The paper provides two lines of evidence to show that baleen whales did indeed evolve from toothed ancestors. The first is palaeontological evidence based on a fossil whale, Aetiocetus weltoni, that has been dated to be 24-28 million years old. The second line of evidence is molecular, based on DNA sequences.
But first the palaeontological evidence. Deméré and his colleagues examined the fossilised skull of the mysticete whale Aetiocetus weltoni, which, unlike modern day species, possessed teeth. This was a species that existed before teeth had been replaced by baleen. However, upon closer examination of the jaw, small grooves known as “nutrient foramina” were found. These grooves are also found in modern baleen whales and conduct the passage of nerves and arteries to the epithelium of the palate to provide nourishment for the baleen which grows continuously. These slits are not found in any odontocete whales.
Nutrient foramina were also found in two other fossil mysticete whales of a similar age, Aetiocetus cotylalveus and Chonecetus goedertorum. What this suggests is that these species had both teeth and baleen. They are transitional forms.
The second line of evidence is molecular and based on DNA sequences. Given the hypothesis that toothless mysticetes evolved from toothed ancestors, it was predicted that the genes for making teeth (the secretory calcium binding phosphoprotein (SCPP) gene family) would persist in the genomes of modern day baleen whales but in a non-functional state. In other words, once released from the selective constraints of natural selection (due to disuse) random mutations acquired over time should have rendered these genes inactive but still be clearly recognisable to biologists as SCPP genes.
This is exactly what was found. DNA sequences taken from 12 species of modern day baleen whales showed the presence of enamel specific SCPP genes (AMBN, ENAM and DMP1). In mysticetes two of these genes had become completely non-functional due to frame-shift mutations, DNA insertions and deletions and premature stop codons which cause the synthesis of proteins to terminate too early. As a result of mutations the authors suggest that the genes AMBN and ENAM are now decaying pseudogenes.
One final piece of compelling evidence for the toothed ancestry of mysticete whales comes from development. Below is an image of a fin whale foetus with a section of the jaw dissected away. Fin whales do not have teeth, however, what this image shows is that in the embryo baleen whales do develop tooth buds. These develop from cells called odontoblasts which secrete dentin, but, unlike in odontocetes, this is never covered with enamel to form complete teeth. In mysticetes the teeth buds do not break the gumline but are reabsorbed before birth. Tooth buds no longer serve any function to mysticete whales but do provide strong evidence as to their ancestry.

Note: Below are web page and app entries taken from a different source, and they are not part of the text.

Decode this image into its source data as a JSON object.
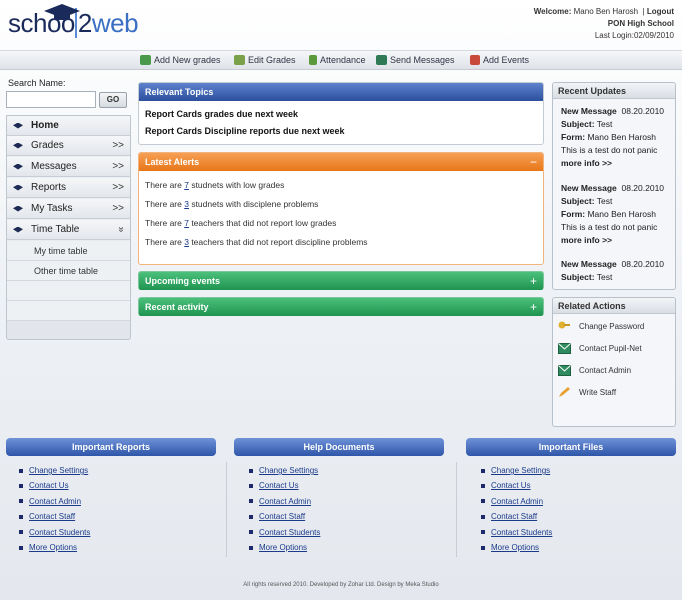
{
  "header": {
    "logo_part1": "schoo",
    "logo_part2": "2",
    "logo_part3": "web",
    "welcome_label": "Welcome:",
    "user_name": "Mano Ben Harosh",
    "separator": "|",
    "logout": "Logout",
    "school": "PON High School",
    "last_login": "Last Login:02/09/2010"
  },
  "toolbar": {
    "items": [
      "Add New grades",
      "Edit Grades",
      "Attendance",
      "Send Messages",
      "Add Events"
    ]
  },
  "search": {
    "label": "Search Name:",
    "value": "",
    "button": "GO"
  },
  "nav": {
    "items": [
      {
        "label": "Home",
        "arrow": ""
      },
      {
        "label": "Grades",
        "arrow": ">>"
      },
      {
        "label": "Messages",
        "arrow": ">>"
      },
      {
        "label": "Reports",
        "arrow": ">>"
      },
      {
        "label": "My Tasks",
        "arrow": ">>"
      },
      {
        "label": "Time Table",
        "arrow": "»"
      }
    ],
    "subitems": [
      "My time table",
      "Other time table"
    ]
  },
  "topics": {
    "title": "Relevant Topics",
    "items": [
      "Report Cards grades due next week",
      "Report Cards Discipline reports due next week"
    ]
  },
  "alerts": {
    "title": "Latest Alerts",
    "toggle": "−",
    "items": [
      {
        "pre": "There are ",
        "num": "7",
        "post": " studnets with low grades"
      },
      {
        "pre": "There are ",
        "num": "3",
        "post": " studnets with disciplene problems"
      },
      {
        "pre": "There are ",
        "num": "7",
        "post": " teachers that did not report low grades"
      },
      {
        "pre": "There are ",
        "num": "3",
        "post": " teachers that did not report discipline problems"
      }
    ]
  },
  "upcoming": {
    "title": "Upcoming events",
    "toggle": "+"
  },
  "activity": {
    "title": "Recent activity",
    "toggle": "+"
  },
  "updates": {
    "title": "Recent Updates",
    "items": [
      {
        "heading": "New Message",
        "date": "08.20.2010",
        "subject_label": "Subject:",
        "subject": "Test",
        "form_label": "Form:",
        "form": "Mano Ben Harosh",
        "body": "This is a test do not panic",
        "more": "more info >>"
      },
      {
        "heading": "New Message",
        "date": "08.20.2010",
        "subject_label": "Subject:",
        "subject": "Test",
        "form_label": "Form:",
        "form": "Mano Ben Harosh",
        "body": "This is a test do not panic",
        "more": "more info >>"
      },
      {
        "heading": "New Message",
        "date": "08.20.2010",
        "subject_label": "Subject:",
        "subject": "Test"
      }
    ]
  },
  "related": {
    "title": "Related Actions",
    "items": [
      {
        "label": "Change Password",
        "icon": "key-icon"
      },
      {
        "label": "Contact Pupil-Net",
        "icon": "mail-icon"
      },
      {
        "label": "Contact Admin",
        "icon": "mail-icon"
      },
      {
        "label": "Write Staff",
        "icon": "pencil-icon"
      }
    ]
  },
  "bottom": {
    "reports": {
      "title": "Important Reports",
      "links": [
        "Change Settings",
        "Contact Us",
        "Contact Admin",
        "Contact Staff",
        "Contact Students",
        "More Options"
      ]
    },
    "help": {
      "title": "Help Documents",
      "links": [
        "Change Settings",
        "Contact Us",
        "Contact Admin",
        "Contact Staff",
        "Contact Students",
        "More Options"
      ]
    },
    "files": {
      "title": "Important Files",
      "links": [
        "Change Settings",
        "Contact Us",
        "Contact Admin",
        "Contact Staff",
        "Contact Students",
        "More Options"
      ]
    }
  },
  "footer": "All rights reserved 2010. Developed by Zohar Ltd. Design by Meka Studio"
}
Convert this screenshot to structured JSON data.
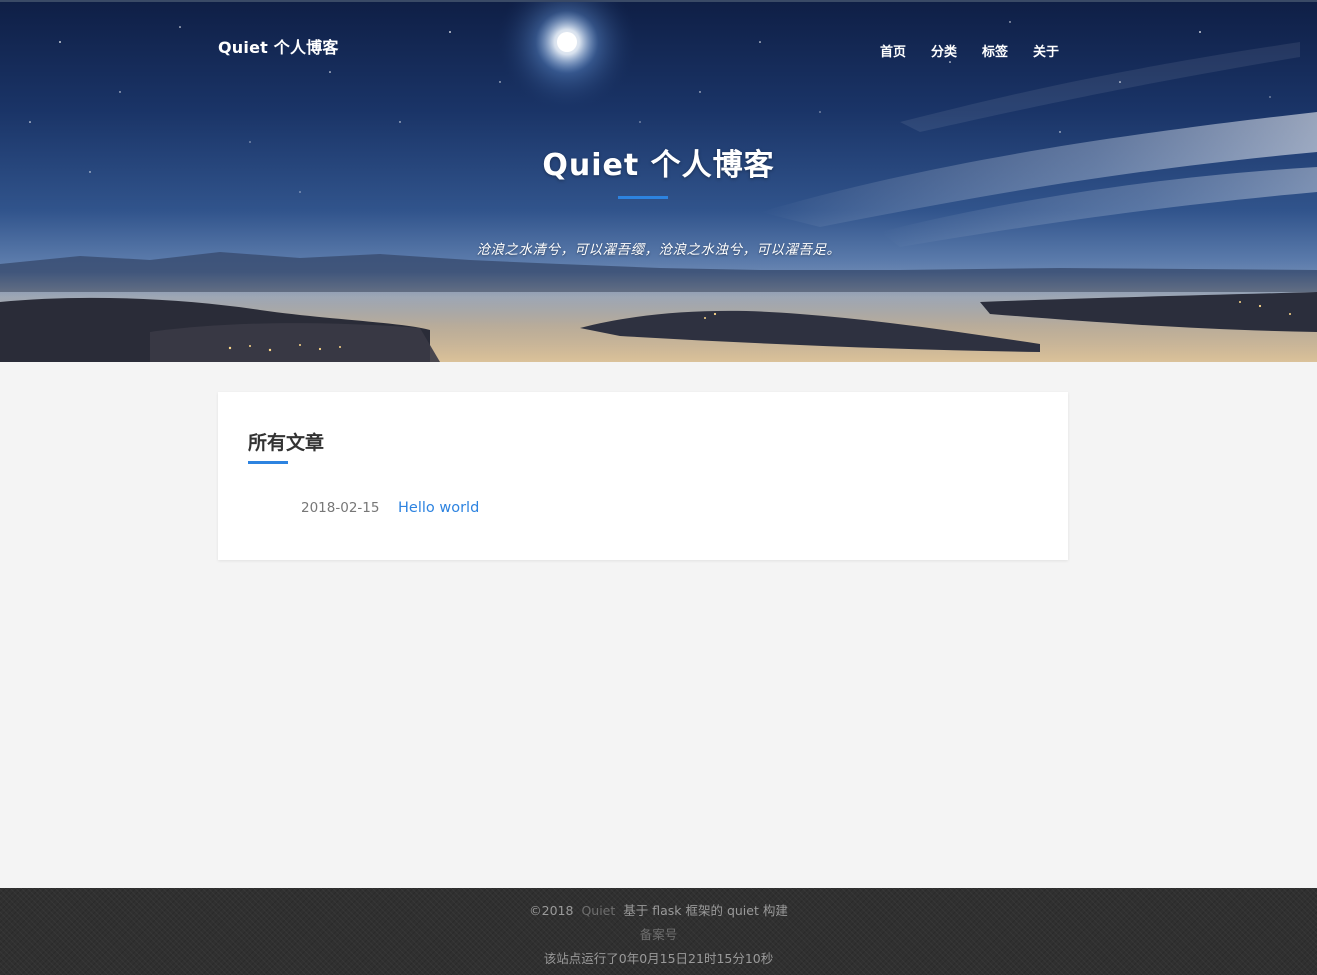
{
  "header": {
    "brand": "Quiet 个人博客",
    "nav": [
      {
        "label": "首页"
      },
      {
        "label": "分类"
      },
      {
        "label": "标签"
      },
      {
        "label": "关于"
      }
    ]
  },
  "hero": {
    "title": "Quiet 个人博客",
    "quote": "沧浪之水清兮，可以濯吾缨，沧浪之水浊兮，可以濯吾足。"
  },
  "main": {
    "section_title": "所有文章",
    "posts": [
      {
        "date": "2018-02-15",
        "title": "Hello world"
      }
    ]
  },
  "footer": {
    "copyright": "©2018",
    "site_name": "Quiet",
    "built_with": "基于 flask 框架的 quiet 构建",
    "icp": "备案号",
    "uptime": "该站点运行了0年0月15日21时15分10秒"
  },
  "colors": {
    "accent": "#2d83e0",
    "footer_bg": "#303030",
    "page_bg": "#f4f4f4"
  }
}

So what does this all mean? We now know that around 30 million years ago the transition from teeth to baleen was underway in the mysticete lineage. At this time species such as Aetiocetus weltoni would have had both teeth and baleen. By acting as a sieve baleen would have enabled these species to catch smaller prey and thereby have access to a greater range of food sources. They may have been better fed enabling them to produce more offspring and so increase the proportion of animals carrying genes for baleen in the next generation. As filter feeding proved to be a highly successful strategy it gradually came to replace teeth entirely.
The fantastic image below is by Carl Buell and shows what Aetiocetus weltoni may have looked like with both teeth and baleen.
Demere T.A., McGowen M.R., Berta A. & Gatesy J. (2008). Morphological and Molecular Evidence for a Stepwise Evolutionary Transition from Teeth to Baleen in Mysticete Whales, Systematic Biology, 57 (1) 15-37. DOI: 10.1080/10635150701884632